Mining houses BHP took a 2.01 percent hit to R325.97 and Anglo American declined 1.66 percent to R345.78. The four companies make up at least 36 percent of the index.

The index of bank stocks also fell for the third day by 1.62 percent on Monday as South African banks are bracing for the biggest workers’ strike in 99 years. The banks index also fell as emerging-market currencies weakened while investors monitor the latest developments in trade talks.

According to the JSE, foreign investors were net sellers of South Africa stocks for the fourth day on Friday, disposing of R3.28 billion worth of shares.

The dumping of South African stocks puts pressure on the rand, government financing of its twin deficits and liquidity for the JSE.

The index of gold producers advanced 2.26 percent amid soaring bullion prices as the gold price rising 19.72 percent to $1 521.81 an ounce.

The rand weakened to R14.84/$ after nearly touching R15/$ at its close on Friday, as the ramp-up of tensions in the Middle East and the cautious stance of the Fed afflicted markets.

Investec’s economist Annabel Bishop said the outlook for the global economy and markets had become cloudier, as rising uncertainty negatively impacts risk assets, with concerns in particular over economic growth in 2020.

“The slowdown in the pace of global economic activity looks likely to continue, instead of the recovery that was indicated by key institutions, including the IMF, earlier in the year,” Bishop said.

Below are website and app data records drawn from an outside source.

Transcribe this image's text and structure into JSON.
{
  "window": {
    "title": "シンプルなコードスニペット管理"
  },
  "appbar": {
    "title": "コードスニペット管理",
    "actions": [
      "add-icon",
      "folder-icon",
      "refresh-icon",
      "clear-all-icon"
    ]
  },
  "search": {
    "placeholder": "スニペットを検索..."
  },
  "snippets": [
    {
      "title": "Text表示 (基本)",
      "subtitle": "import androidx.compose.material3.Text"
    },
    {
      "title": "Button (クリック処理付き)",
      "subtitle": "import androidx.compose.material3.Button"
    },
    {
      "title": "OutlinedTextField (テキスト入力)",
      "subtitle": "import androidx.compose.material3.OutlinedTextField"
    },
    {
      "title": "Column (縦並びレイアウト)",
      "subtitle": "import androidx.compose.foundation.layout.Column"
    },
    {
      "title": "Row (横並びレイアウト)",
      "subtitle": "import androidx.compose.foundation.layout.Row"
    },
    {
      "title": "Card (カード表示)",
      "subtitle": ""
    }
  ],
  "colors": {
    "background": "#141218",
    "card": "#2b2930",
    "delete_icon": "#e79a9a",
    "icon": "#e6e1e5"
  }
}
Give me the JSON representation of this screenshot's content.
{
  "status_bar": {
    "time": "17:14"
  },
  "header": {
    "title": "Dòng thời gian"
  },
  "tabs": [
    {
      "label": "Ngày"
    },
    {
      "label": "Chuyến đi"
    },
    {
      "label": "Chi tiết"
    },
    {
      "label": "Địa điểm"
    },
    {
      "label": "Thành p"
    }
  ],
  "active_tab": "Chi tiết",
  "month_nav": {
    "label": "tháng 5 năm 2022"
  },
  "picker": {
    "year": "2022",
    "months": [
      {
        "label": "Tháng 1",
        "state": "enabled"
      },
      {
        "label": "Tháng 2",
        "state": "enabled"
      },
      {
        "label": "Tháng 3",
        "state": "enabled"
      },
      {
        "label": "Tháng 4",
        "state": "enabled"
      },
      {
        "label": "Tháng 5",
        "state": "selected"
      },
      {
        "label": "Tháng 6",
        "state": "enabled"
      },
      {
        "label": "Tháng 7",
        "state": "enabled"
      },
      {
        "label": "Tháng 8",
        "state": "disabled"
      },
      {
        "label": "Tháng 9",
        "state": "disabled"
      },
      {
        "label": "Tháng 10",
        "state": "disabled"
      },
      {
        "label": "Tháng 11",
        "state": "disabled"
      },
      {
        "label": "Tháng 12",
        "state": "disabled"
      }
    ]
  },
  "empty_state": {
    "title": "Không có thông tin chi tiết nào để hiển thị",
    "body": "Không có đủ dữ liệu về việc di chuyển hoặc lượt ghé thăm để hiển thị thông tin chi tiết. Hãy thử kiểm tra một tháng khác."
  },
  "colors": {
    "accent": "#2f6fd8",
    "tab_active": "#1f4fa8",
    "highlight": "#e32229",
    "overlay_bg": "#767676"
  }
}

“The rand is likely to continue to remain volatile, with September a month that can see a lot of churn, and with the risk that slower global growth sees commodity currencies such as the rand weaken further.”